Axios chronicles the legacy and challenges of US military involvement in the Indo-Pacific region.
In this article, I speak with John Boulton, the US Army’s deputy chief of staff, on the role of the US in the region, and how the legacy is still shaping US foreign policy today.
Boulton told me he was inspired to write this piece when he watched the video of the India-US bilateral meeting last month between then-US Secretary of State Hillary Clinton and the then Indian Prime Minister Manmohan Singh.
It was an extraordinary moment of reconciliation.
Boucher, the author of The US in India, has written extensively about the US military role in the Asia-Pacific and the impact of the military buildup in the area on US interests in Asia.
In the past few years, Boucher and I have been discussing the challenges of maintaining and improving US military presence in the Indian Ocean and in the Middle East, which are largely invisible to most Americans.
This was something that Boulson and I had been discussing and discussing in our discussions over the past year.
The US military’s role in East Asia has been the subject of some debate, as some argue that its presence there is inextricably tied to China and its ambitions to dominate the region.
Others argue that it has played a role in helping to shape the security environment in Asia, helping to stabilize regional stability, and contributing to US-Indian relations.
Boutros, the chief executive officer of the American Security Project, told me that he believes there is still a need for US troops in the South China Sea, but also a strong need to maintain the US’s presence in East Asian regions.
In recent years, US bases have been built in the Philippines, Taiwan, and Vietnam.
“What’s needed is to have a US presence on a scale that is sustainable and doesn’t depend on China,” Boutros said.
“If the US is in South China, it’s not going to have the kind of footprint that China wants.
It will have a footprint that will be in China’s interests.”
Boulson echoed that sentiment.
“I think that’s one of the reasons why the United States is a relatively small presence in Southeast Asia, and I think the US needs to be more focused on Southeast Asia than it is,” he said.
In the meantime, Bouyer told me the United Kingdom is still planning to rearm and deploy to the region with a similar level of military support to that deployed by the US and its allies in the Pacific.
“We have a pretty good picture of what’s going on in the East China Sea and what’s happening in the Paracel Islands and in waters off South Korea,” Bouyer said.
He said the United Nations Security Council should “hold a new debate about the extent to which the United states is a security force in the 21st century, and should reconsider how that role is defined in the global security order.”
Bouyer noted that the US has not provided much detail about its plans for the region for the foreseeable future, and that the country does not have an official strategy to support its military presence.
But he said it is clear that the United, for now, has no plans to leave its base in Hawaii.
In a speech last month to the American Enterprise Institute, former US Secretary of Defense Chuck Hagel called on Congress to act to protect US troops stationed in the islands, as well as to ensure that the bases are not used to prop up China’s influence in the world.
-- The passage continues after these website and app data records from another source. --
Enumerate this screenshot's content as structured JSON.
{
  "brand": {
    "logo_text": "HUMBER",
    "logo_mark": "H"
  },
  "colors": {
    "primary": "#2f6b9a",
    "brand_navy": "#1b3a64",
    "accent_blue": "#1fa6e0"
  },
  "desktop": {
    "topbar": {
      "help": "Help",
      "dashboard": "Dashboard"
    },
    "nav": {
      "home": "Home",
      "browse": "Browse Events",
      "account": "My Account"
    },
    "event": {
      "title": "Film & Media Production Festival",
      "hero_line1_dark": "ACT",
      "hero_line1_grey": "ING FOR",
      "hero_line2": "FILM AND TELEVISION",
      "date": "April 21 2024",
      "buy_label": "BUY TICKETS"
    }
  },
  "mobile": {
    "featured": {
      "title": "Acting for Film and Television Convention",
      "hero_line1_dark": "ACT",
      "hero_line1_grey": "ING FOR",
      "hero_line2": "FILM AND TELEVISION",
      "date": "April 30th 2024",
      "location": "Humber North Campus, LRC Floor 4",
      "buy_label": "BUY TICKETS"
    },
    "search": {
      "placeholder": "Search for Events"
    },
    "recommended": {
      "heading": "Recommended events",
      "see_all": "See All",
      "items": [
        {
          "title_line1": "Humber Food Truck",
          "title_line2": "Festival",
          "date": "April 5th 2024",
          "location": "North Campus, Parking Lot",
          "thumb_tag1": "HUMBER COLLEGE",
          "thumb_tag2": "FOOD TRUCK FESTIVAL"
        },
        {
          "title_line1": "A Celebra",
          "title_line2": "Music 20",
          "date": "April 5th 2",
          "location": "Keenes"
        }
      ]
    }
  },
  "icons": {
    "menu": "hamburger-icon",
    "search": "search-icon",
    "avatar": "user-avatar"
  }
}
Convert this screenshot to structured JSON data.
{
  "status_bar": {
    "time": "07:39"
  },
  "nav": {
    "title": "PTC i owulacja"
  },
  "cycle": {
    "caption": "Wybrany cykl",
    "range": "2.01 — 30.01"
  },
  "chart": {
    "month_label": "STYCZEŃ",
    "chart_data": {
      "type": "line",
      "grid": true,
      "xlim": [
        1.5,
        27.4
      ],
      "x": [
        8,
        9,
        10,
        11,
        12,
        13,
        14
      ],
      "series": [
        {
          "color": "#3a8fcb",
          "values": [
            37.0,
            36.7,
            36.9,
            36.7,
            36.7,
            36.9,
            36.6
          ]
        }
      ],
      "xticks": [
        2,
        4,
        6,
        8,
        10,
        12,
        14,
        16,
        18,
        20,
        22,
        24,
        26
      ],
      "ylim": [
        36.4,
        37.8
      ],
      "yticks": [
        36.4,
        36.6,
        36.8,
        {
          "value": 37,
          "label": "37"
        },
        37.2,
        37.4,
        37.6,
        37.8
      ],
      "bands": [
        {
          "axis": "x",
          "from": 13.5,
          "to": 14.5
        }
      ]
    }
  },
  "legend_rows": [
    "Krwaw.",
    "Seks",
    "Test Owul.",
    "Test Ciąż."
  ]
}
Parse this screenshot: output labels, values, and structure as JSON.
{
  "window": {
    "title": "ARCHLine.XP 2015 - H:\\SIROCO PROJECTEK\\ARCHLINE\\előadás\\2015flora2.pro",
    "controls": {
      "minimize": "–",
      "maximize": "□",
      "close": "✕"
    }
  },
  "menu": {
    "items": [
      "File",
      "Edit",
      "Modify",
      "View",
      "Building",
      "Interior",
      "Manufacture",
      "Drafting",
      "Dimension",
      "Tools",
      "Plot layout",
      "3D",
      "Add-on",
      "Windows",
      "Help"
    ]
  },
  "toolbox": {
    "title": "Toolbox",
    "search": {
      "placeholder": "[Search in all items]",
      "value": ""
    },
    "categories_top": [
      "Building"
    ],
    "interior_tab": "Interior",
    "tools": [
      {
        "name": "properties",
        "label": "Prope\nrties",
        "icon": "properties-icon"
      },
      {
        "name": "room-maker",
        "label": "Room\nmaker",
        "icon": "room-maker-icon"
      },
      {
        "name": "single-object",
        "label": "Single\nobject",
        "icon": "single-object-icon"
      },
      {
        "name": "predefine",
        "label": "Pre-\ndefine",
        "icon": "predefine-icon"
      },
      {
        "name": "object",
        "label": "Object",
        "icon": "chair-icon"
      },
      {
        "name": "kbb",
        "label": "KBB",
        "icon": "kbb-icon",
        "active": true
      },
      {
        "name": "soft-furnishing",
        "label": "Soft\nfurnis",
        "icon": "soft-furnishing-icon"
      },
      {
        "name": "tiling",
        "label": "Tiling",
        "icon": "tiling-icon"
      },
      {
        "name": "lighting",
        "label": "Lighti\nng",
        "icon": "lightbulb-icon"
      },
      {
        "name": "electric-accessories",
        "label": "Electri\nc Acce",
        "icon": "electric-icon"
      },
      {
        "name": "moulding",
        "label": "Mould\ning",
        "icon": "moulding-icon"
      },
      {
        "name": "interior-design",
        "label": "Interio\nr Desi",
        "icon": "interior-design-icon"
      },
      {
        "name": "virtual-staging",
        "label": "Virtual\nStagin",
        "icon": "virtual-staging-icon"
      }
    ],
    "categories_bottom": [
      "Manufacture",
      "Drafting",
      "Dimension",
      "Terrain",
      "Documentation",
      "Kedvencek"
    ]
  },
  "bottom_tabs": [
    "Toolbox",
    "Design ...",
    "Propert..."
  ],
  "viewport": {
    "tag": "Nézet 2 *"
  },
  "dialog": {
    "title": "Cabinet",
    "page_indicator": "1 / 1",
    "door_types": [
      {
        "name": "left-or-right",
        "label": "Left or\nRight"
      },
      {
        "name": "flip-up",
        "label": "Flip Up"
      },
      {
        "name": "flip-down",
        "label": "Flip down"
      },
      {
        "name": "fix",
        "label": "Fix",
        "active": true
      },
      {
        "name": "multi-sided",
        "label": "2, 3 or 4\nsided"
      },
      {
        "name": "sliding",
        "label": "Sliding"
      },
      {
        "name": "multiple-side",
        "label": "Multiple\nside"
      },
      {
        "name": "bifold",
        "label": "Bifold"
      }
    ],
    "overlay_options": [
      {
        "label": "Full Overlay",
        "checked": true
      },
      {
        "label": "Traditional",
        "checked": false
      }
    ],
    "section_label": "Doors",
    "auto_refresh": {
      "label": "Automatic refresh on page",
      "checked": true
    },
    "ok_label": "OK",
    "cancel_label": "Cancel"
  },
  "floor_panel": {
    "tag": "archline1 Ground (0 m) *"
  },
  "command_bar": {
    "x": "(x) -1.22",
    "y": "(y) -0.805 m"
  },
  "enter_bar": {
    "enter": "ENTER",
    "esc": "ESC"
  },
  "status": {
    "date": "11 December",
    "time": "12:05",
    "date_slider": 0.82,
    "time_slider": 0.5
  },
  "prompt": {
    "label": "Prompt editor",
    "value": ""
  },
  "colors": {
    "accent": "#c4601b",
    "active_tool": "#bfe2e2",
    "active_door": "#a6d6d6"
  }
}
“At a time when we have seen an erosion of our alliances, of our allies’ security and the security of our friends, it is time to stand up for our troops,” Hagel said.